Overcharging On The River

In combing the newspaper records from the 19th century, you come across reports of crimes that are familiar as still being committed today, but which were carried out in circumstances that are not exactly recognisable to us today.

Take scams, for example.

Sadly, scamming – or fraud – is still a major crime.

It was also a major crime in the 19th century, as the sad fact is that there are – and always have been – people lurking in the shadows who are more than happy to take advantage of others.

The following example, which was reported in The Morning Post on Friday the 21st of March 1837, features a case that was heard at the Mansion House Court in the City of London:-

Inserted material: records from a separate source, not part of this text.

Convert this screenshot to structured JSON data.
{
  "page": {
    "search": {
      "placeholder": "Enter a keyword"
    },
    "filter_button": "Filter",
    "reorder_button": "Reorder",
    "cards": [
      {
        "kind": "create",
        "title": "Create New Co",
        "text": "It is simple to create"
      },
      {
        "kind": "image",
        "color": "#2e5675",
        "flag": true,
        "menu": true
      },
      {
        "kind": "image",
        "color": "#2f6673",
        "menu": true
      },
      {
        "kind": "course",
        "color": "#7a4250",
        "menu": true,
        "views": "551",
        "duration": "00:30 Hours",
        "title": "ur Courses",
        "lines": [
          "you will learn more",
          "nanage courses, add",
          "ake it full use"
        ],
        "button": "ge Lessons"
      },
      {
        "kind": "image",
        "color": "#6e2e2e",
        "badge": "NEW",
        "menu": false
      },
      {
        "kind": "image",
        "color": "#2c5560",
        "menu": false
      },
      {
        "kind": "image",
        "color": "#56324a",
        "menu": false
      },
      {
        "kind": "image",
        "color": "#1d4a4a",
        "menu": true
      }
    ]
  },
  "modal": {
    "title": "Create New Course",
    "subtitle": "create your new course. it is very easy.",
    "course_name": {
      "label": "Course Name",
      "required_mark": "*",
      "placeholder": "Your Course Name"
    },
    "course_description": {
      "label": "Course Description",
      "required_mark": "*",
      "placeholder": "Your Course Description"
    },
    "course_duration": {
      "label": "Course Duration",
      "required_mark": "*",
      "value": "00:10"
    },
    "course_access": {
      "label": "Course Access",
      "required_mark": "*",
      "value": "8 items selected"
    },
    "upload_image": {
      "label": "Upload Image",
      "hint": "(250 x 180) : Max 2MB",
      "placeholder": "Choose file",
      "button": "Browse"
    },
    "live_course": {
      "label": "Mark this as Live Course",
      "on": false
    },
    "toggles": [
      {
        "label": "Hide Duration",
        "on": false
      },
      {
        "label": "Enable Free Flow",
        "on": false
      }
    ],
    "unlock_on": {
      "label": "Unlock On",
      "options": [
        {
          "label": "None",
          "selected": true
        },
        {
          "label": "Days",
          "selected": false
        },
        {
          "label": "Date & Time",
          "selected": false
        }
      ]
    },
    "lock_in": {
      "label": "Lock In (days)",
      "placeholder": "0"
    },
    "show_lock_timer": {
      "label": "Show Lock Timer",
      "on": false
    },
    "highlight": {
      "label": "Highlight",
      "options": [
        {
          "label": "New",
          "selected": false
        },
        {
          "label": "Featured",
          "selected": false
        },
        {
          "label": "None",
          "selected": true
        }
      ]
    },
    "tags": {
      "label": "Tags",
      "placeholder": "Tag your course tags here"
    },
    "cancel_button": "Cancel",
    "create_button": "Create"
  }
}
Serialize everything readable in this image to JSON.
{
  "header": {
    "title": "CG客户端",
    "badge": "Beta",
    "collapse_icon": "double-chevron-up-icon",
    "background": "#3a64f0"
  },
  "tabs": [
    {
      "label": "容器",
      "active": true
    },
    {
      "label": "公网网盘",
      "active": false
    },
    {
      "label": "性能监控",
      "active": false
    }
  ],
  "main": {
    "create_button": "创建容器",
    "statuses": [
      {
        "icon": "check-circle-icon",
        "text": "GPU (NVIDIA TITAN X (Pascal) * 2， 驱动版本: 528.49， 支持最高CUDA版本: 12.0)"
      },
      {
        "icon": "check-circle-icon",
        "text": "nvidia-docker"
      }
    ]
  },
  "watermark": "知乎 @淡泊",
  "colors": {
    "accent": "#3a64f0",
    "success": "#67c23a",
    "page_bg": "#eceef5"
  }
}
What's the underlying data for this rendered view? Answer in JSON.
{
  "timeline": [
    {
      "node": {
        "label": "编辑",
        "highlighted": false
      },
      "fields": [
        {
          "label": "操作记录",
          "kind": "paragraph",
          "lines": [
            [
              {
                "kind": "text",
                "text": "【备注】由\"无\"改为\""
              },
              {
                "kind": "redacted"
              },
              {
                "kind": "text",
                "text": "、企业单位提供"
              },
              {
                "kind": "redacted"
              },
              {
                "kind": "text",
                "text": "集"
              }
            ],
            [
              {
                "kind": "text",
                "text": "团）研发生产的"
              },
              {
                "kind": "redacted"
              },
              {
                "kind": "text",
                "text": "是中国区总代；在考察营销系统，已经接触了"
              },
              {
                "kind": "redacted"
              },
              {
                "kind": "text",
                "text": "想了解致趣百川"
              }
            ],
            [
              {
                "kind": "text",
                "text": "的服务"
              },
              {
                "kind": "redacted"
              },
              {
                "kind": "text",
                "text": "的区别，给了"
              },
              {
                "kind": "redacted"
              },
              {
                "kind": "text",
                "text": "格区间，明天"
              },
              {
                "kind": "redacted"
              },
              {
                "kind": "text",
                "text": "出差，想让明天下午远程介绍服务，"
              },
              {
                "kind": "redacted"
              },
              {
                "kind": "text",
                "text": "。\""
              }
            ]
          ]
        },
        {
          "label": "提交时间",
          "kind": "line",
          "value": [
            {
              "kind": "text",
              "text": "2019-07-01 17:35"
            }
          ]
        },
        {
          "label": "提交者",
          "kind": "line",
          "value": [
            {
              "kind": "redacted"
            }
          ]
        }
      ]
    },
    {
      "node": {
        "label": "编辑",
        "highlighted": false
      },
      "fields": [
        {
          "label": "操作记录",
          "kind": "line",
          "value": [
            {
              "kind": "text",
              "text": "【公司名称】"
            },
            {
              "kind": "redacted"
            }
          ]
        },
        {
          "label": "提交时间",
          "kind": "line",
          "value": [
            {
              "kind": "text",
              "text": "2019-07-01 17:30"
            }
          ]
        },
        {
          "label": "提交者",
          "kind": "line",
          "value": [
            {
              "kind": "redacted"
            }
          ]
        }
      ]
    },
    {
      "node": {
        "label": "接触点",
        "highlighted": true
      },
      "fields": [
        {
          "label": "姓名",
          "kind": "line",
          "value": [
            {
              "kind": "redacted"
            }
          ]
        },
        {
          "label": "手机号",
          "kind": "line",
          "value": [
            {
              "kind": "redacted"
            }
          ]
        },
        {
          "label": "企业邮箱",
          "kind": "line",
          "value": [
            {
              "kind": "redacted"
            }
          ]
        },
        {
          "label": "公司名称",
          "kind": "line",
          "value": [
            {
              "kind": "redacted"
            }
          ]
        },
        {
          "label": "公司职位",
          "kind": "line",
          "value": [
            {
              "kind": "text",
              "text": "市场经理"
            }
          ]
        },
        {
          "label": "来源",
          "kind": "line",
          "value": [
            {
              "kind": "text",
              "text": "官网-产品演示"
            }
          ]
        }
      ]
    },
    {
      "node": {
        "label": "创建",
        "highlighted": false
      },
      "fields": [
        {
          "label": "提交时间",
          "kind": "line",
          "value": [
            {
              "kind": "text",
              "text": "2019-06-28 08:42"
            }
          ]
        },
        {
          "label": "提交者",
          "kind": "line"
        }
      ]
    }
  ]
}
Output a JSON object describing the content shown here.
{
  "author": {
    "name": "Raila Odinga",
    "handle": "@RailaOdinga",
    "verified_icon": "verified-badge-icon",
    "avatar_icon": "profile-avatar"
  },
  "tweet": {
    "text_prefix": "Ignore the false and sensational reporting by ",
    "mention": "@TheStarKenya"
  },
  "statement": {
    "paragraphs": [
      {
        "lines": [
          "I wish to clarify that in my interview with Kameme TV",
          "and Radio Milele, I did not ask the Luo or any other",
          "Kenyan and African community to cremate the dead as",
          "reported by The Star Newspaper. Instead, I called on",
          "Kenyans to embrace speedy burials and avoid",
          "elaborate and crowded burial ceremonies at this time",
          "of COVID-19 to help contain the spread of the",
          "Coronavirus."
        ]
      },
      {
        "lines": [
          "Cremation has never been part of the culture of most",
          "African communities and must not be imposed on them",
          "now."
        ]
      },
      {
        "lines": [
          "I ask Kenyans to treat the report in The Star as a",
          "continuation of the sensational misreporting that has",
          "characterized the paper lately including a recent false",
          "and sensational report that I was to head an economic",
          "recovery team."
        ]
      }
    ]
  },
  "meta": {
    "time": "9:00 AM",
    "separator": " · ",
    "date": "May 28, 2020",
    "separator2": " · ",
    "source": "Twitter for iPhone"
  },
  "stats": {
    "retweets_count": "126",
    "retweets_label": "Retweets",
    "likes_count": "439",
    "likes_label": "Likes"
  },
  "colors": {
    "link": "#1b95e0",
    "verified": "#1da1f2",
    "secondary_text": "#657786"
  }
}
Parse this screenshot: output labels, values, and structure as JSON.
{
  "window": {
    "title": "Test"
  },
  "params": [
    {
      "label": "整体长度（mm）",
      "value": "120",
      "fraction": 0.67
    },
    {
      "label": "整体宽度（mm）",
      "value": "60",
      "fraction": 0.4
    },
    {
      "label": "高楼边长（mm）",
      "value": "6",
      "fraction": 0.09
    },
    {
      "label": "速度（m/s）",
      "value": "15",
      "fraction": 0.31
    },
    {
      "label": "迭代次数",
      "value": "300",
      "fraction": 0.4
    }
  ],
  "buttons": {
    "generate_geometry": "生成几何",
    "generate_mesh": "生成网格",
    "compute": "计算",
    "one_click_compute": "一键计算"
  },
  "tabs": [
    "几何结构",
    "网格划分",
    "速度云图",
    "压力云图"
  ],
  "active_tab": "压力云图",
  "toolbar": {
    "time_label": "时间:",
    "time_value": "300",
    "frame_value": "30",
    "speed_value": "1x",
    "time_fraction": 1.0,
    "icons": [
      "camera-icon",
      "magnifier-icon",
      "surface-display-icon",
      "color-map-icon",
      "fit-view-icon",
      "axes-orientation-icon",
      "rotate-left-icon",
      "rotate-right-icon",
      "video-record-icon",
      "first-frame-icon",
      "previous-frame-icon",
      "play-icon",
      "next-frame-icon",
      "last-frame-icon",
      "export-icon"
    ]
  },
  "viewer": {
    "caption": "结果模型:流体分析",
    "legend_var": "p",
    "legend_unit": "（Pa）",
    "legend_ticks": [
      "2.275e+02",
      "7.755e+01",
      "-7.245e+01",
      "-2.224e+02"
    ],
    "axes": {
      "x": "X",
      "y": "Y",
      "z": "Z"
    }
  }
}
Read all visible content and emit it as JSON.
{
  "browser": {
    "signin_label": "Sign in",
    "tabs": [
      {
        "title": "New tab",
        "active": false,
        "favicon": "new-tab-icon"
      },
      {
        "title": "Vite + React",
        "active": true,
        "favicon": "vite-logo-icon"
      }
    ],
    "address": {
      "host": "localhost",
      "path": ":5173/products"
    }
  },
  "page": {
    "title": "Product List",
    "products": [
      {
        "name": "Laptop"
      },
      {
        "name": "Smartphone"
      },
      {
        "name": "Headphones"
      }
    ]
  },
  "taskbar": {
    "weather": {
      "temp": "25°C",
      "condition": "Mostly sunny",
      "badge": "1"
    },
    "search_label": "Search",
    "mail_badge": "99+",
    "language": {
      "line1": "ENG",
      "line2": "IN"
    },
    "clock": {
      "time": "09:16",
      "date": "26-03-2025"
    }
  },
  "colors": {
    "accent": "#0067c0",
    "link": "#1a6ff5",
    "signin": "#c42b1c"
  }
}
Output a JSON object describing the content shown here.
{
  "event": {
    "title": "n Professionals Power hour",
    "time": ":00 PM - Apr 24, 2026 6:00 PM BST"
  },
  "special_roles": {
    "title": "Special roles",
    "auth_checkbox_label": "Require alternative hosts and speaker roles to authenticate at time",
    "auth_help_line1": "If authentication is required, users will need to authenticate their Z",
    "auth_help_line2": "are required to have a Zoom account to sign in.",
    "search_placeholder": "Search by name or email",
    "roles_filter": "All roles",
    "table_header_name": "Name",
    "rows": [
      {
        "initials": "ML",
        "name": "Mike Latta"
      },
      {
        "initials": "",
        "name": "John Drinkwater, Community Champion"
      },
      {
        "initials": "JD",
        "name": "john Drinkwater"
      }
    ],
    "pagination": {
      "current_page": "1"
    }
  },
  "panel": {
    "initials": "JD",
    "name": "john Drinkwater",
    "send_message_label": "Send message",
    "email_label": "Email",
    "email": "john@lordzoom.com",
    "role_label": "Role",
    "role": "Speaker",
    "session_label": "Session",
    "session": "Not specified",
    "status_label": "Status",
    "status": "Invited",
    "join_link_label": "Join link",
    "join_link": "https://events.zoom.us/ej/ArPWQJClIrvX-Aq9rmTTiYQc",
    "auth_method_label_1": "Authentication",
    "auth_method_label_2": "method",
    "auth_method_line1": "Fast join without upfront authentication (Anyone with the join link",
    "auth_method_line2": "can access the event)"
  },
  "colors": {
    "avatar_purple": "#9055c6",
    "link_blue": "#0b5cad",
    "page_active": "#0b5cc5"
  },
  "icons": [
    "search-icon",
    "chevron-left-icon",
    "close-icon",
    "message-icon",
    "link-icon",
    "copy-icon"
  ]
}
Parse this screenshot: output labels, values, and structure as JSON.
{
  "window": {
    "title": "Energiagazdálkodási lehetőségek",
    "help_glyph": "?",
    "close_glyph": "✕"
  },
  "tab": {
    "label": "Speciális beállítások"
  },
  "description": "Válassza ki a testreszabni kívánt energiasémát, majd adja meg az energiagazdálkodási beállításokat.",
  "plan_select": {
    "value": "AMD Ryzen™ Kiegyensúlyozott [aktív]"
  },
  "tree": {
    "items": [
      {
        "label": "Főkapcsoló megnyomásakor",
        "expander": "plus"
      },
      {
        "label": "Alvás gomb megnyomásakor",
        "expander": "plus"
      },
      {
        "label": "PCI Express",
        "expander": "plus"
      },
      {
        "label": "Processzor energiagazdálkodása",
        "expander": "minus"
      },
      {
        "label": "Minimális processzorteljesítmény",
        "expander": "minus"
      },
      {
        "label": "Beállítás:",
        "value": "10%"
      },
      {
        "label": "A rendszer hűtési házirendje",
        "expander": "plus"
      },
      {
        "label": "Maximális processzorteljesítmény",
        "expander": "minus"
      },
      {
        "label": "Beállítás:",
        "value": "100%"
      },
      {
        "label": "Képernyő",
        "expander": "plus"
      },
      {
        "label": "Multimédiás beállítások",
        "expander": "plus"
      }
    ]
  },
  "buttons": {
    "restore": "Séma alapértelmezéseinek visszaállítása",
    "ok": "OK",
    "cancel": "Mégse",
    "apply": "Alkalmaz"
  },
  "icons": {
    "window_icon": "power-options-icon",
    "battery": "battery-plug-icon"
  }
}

An old man, named Johnson, who contracts for the ferry at the Custom House stairs, was charged by Mr. Minton, of No. 128, Cheapside, with having overcharged two ladies who were going a few mornings ago to the Continent.

Upon going to the ferry the complainant found the ladies in a state of trepidation, and Johnson insisting upon being paid a shilling each for rowing them to the steamer, which was just about to start off, and which lay at a short distance across the stream.

Witness expostulated with the defendant, but in vain; Johnson declared that he would not let them go to the steamer without that money, and the witness ultimately paid the amount, as well as a shilling for himself for accompanying them and returning.


Alderman Copeland:- “I thought I had put an end to this species of extortion when I was in the chair; but I find I am mistaken.

It was then the custom of watermen to charge persons who were going to the Continent in steamers four or five shillings each for rowing them a few yards, upon the calculation that the fear of losing the passage would set aside the possibility of refusal.

I find that they are returning to their old tricks, and I am glad to be presiding on such an occasion.”

Johnson made the old excuse of additional luggage to justify the demand, but Mr. Minton deposed that the ladies had with them no more luggage than was allowed to be taken by two passengers free from charge.

Alderman Copeland:- “I fine the defendant forty shillings and costs.”


Johnson persevered in saying that he was right in his charge, and declared that he had never been summoned for 40 years.

Alderman Copeland:-  “I dare say the penalty will do much good, and I am thankful to the gentleman who took the trouble to attend.”

Johnson:-  “Won’t your Lordship be good enough to remit a part of the penalty?”

Alderman Copeland:-  “Not a farthing.”


The defendant then most reluctantly paid the penalty and costs, but immediately afterwards asked whether he could not appeal from the decision?

Alderman Copeland:- “No, you are too late, we are in possession of the money.” (Laughter.)

Mr. Minton requested that the money to which he was entitled should be given to the poor objects who were brought in such multitudes to the Justice Room.